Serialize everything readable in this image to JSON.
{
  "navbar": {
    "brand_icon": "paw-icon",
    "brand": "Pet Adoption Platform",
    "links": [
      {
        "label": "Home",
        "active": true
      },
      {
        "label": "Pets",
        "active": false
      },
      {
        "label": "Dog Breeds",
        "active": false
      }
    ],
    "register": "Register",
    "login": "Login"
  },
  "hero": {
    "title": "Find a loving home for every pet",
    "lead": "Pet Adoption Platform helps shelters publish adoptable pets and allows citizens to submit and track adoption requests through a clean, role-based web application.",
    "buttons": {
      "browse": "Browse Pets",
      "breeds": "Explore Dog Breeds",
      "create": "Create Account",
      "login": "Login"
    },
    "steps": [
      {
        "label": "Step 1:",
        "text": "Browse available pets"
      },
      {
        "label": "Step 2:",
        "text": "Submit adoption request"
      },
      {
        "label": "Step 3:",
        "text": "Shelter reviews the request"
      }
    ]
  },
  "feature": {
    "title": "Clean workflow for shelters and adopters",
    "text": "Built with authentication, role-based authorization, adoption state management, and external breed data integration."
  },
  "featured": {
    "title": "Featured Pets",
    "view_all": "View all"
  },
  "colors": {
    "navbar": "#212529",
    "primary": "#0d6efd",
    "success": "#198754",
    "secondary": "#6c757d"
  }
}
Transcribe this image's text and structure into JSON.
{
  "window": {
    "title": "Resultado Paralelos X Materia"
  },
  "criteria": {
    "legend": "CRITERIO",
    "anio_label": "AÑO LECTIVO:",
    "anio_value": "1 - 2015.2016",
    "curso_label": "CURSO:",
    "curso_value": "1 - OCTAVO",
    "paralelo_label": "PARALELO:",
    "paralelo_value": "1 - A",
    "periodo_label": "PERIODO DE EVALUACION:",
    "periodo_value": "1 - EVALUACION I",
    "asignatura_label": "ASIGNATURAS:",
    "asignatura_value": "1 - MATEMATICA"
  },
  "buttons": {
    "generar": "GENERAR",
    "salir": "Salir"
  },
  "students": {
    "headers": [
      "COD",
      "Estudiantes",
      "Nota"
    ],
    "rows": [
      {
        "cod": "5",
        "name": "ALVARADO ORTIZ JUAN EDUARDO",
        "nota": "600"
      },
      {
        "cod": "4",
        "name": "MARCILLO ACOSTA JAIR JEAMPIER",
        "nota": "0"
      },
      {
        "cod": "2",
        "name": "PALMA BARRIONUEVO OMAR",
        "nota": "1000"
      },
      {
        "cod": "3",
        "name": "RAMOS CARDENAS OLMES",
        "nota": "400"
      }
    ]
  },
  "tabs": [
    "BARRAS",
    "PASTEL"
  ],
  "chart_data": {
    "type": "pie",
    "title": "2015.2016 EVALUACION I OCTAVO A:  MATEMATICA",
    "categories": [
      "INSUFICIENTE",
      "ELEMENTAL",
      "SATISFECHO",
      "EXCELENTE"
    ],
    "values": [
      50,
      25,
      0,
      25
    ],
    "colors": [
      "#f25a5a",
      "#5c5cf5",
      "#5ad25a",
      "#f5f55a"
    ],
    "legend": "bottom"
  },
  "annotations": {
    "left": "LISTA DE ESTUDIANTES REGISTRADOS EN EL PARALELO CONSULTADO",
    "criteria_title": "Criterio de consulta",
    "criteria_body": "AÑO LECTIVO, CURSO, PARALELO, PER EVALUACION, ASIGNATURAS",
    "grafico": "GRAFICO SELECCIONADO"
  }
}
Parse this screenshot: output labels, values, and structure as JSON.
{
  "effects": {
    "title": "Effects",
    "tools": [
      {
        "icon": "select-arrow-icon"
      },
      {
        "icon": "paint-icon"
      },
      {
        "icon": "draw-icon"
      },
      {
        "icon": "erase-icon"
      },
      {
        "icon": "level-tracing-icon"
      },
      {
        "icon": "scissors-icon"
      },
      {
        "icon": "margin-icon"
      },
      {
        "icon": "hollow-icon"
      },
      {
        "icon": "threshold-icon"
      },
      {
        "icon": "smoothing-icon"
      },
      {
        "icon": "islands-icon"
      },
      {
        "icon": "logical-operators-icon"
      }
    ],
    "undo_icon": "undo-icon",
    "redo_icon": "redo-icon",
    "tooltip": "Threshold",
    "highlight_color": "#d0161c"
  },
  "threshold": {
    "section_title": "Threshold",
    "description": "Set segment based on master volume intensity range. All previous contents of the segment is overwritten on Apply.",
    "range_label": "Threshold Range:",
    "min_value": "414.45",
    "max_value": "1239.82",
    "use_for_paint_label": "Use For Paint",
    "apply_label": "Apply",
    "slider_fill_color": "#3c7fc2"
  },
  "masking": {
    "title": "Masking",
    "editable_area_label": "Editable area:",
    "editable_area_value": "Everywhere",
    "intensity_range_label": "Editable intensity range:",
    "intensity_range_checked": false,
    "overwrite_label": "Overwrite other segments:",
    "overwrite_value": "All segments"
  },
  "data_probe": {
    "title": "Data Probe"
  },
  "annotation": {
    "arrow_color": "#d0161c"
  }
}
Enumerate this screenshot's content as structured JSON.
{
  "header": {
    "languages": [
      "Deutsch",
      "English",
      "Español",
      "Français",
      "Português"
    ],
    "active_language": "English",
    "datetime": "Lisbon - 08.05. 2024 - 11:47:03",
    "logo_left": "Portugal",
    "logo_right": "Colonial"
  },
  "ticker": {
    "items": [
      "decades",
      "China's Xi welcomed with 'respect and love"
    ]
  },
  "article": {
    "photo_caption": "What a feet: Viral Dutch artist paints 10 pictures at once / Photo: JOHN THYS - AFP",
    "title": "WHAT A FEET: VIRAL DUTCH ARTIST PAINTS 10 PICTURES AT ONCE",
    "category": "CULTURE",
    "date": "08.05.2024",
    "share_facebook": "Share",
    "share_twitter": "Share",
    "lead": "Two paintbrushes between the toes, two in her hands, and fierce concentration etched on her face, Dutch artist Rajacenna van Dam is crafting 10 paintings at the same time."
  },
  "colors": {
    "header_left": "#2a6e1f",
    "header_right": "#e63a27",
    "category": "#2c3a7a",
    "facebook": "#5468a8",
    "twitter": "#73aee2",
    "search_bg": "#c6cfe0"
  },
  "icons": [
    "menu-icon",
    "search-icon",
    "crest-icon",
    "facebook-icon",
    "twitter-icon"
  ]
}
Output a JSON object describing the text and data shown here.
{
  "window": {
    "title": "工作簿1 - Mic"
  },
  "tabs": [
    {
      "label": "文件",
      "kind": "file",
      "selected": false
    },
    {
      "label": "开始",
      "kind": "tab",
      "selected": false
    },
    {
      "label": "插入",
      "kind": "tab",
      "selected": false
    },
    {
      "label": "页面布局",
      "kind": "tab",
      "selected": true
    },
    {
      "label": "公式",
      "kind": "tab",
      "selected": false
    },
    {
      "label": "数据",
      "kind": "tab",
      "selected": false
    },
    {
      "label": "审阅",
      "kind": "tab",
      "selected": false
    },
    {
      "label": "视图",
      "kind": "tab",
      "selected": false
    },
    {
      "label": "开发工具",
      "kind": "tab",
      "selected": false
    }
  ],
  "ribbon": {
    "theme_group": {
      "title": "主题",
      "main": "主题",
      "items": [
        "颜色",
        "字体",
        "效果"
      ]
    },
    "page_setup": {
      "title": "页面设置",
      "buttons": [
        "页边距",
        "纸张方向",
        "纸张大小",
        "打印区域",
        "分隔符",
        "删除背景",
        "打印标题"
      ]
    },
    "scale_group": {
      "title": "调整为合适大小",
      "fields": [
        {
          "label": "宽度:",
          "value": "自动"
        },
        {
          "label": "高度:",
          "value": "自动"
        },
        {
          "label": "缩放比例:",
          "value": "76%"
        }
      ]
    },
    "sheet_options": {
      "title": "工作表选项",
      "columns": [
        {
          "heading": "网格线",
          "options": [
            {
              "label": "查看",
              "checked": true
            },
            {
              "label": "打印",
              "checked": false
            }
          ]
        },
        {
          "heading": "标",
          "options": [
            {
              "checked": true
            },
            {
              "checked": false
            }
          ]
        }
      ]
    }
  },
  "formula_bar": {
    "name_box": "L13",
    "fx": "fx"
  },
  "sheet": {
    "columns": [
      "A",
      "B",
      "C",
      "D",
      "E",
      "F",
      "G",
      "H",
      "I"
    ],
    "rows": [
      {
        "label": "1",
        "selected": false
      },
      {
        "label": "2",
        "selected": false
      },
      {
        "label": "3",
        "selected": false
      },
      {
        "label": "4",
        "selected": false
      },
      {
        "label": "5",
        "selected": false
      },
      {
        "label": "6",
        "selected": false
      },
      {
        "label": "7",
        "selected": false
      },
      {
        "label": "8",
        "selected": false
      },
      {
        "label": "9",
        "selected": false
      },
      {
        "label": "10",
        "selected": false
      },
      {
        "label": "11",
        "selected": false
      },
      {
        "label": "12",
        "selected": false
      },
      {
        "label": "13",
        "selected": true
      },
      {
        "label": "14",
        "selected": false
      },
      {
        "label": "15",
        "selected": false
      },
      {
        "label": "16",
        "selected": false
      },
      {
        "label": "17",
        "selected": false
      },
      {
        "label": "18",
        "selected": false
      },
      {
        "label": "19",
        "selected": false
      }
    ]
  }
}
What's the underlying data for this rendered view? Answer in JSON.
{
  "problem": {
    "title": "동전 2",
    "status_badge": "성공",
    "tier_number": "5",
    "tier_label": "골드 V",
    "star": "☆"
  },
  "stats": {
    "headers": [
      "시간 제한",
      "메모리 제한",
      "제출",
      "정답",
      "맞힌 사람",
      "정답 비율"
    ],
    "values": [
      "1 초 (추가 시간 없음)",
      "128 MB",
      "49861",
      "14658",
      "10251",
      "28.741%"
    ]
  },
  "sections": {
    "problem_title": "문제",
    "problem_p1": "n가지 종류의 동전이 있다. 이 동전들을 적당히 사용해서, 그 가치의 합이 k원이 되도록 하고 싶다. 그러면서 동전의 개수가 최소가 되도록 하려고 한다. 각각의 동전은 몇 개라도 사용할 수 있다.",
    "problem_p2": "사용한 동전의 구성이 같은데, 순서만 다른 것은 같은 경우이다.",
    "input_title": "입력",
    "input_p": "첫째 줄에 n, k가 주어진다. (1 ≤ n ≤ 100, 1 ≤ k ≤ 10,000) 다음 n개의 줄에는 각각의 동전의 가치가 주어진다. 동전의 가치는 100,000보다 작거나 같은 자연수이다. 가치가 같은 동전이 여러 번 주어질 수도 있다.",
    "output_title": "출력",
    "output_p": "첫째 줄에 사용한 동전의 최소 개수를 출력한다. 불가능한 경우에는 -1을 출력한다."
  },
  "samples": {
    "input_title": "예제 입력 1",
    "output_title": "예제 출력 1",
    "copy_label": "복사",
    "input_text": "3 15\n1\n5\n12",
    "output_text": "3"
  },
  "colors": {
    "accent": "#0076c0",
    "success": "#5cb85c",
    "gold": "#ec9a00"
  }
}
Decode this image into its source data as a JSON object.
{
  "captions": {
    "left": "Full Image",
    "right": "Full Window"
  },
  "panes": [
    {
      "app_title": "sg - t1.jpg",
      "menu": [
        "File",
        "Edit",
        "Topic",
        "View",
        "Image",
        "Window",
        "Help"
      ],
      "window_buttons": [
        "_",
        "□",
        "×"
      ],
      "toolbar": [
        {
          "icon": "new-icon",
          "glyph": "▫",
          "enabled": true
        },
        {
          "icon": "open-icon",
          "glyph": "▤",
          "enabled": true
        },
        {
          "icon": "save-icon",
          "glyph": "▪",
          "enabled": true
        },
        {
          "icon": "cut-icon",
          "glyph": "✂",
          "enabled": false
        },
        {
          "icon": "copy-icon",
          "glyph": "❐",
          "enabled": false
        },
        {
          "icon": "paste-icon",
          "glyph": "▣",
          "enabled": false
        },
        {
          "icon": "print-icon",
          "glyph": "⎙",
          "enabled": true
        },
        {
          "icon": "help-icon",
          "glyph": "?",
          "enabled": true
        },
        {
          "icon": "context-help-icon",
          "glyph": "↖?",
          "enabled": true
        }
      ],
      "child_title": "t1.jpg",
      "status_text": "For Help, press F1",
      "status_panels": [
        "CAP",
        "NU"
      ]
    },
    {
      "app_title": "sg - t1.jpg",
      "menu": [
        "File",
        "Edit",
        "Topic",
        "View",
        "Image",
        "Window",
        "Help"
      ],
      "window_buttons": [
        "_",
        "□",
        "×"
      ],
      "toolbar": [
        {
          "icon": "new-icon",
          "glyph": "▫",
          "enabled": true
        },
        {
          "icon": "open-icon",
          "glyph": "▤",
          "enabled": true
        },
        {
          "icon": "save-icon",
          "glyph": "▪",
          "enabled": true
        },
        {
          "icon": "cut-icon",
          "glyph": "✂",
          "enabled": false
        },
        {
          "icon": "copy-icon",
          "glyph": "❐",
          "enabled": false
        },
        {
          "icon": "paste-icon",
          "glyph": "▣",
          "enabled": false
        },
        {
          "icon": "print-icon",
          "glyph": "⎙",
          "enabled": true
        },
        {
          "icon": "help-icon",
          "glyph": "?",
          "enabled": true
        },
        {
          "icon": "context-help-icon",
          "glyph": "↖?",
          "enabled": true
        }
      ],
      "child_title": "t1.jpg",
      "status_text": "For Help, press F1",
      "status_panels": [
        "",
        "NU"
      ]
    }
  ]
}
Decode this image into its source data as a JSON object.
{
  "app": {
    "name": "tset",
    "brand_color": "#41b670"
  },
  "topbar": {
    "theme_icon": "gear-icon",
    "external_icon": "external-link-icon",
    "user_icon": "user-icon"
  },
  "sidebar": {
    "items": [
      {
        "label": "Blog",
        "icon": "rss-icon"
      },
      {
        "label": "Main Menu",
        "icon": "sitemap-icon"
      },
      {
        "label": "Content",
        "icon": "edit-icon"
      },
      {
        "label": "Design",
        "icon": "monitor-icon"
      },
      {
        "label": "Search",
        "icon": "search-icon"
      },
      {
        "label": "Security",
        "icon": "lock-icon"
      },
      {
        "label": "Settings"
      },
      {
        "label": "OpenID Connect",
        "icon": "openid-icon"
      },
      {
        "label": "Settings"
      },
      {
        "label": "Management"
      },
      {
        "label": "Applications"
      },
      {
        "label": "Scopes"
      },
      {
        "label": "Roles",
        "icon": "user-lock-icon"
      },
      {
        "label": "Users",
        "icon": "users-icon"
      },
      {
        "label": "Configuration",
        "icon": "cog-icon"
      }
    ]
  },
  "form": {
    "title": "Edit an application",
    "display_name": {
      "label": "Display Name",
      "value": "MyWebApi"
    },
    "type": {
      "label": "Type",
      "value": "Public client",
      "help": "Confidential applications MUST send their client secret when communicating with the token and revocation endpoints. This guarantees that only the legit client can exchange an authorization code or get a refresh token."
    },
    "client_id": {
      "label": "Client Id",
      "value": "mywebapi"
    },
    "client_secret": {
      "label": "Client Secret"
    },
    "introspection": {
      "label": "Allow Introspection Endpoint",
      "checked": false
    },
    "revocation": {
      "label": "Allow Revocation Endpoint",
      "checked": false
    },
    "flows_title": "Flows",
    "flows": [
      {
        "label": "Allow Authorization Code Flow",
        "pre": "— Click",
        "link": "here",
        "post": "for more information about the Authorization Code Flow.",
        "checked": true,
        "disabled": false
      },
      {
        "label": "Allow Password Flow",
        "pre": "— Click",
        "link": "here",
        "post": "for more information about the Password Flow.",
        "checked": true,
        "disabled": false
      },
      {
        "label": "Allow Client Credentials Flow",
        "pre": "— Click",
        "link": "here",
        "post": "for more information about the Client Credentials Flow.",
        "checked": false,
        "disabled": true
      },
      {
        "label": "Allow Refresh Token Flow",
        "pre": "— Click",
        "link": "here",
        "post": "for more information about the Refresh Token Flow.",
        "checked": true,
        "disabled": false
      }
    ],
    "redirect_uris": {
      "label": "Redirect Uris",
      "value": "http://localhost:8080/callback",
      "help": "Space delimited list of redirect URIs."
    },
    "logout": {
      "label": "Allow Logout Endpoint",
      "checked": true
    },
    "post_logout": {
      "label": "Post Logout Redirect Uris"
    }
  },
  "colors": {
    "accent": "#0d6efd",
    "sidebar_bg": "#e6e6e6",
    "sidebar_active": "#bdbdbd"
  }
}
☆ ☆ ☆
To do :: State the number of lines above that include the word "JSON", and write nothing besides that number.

Answer space :: 8